Study examined the long-term quality of life (QOL) of pediatric burn survivors with and without inhalation injuries. It was hypothesized that patients with inhalation injury would report more disability and lower QOL. Participants included 51 patients with inhalation injury and 72 without inhalation injury who had burns covering at least 10 percent of total body surface area (TBSA), were age 16 years or older at time of interview, and were greater than 5 years from injury. Subjects completed the World Health Organization Disability Assessment Scale II (WHODAS II), a measure of health and disability, and the Burn Specific Health Scale-Brief (BSHS-B), a measure of QOL. Multiple regression analyses were used to measure the effects of inhalation injury while controlling for age at burn and TBSA. The mean age of burn of participants with inhalation injury was 11.7 years, mean TBSA 55 percent, and mean ventilator days 8.4. The mean age of burn of participants without inhalation injury was 10.3 years, mean TBSA 45 percent, and mean ventilator days 1.3. Inhalation injury did not appear to significantly impact participants’ scores on the majority of the domains. The WHODAS II domain of household activities showed a significant relation with TBSA; increased size of burn was associated with difficulty completing tasks for both groups. The BSHS-B domain of treatment regimen showed a relation with age at burn; increased age was associated difficulty in this area for both groups.
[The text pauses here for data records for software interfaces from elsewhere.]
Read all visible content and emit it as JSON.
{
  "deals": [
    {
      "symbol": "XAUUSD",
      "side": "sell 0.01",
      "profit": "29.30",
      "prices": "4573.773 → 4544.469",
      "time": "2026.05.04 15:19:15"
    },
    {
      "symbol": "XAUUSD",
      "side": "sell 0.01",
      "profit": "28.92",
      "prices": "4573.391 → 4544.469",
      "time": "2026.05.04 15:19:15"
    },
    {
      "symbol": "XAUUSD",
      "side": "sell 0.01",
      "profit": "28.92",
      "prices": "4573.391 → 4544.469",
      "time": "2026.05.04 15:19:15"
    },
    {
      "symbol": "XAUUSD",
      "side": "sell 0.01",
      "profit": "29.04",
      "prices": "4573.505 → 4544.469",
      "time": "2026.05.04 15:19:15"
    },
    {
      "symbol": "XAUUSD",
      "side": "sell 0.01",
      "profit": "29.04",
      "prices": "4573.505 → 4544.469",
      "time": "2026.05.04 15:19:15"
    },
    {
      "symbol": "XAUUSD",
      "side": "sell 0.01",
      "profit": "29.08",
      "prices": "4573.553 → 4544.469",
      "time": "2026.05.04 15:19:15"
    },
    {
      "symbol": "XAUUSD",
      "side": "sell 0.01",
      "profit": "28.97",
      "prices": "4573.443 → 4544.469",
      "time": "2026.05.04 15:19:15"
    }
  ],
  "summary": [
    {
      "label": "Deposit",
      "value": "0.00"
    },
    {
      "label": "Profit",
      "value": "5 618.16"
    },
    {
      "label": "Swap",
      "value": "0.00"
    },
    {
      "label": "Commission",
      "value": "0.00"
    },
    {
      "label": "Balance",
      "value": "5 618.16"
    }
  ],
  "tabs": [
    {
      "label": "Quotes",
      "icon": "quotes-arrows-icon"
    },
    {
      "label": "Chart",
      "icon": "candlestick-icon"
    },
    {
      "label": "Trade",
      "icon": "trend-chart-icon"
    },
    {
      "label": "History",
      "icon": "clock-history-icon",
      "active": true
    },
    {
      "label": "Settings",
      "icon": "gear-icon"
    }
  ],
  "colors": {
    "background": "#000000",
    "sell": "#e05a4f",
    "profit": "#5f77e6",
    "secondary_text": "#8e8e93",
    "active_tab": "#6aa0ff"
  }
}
Overall, the groups were comparable in their reports of disability and QOL. Inhalation injury did not affect long-term QOL.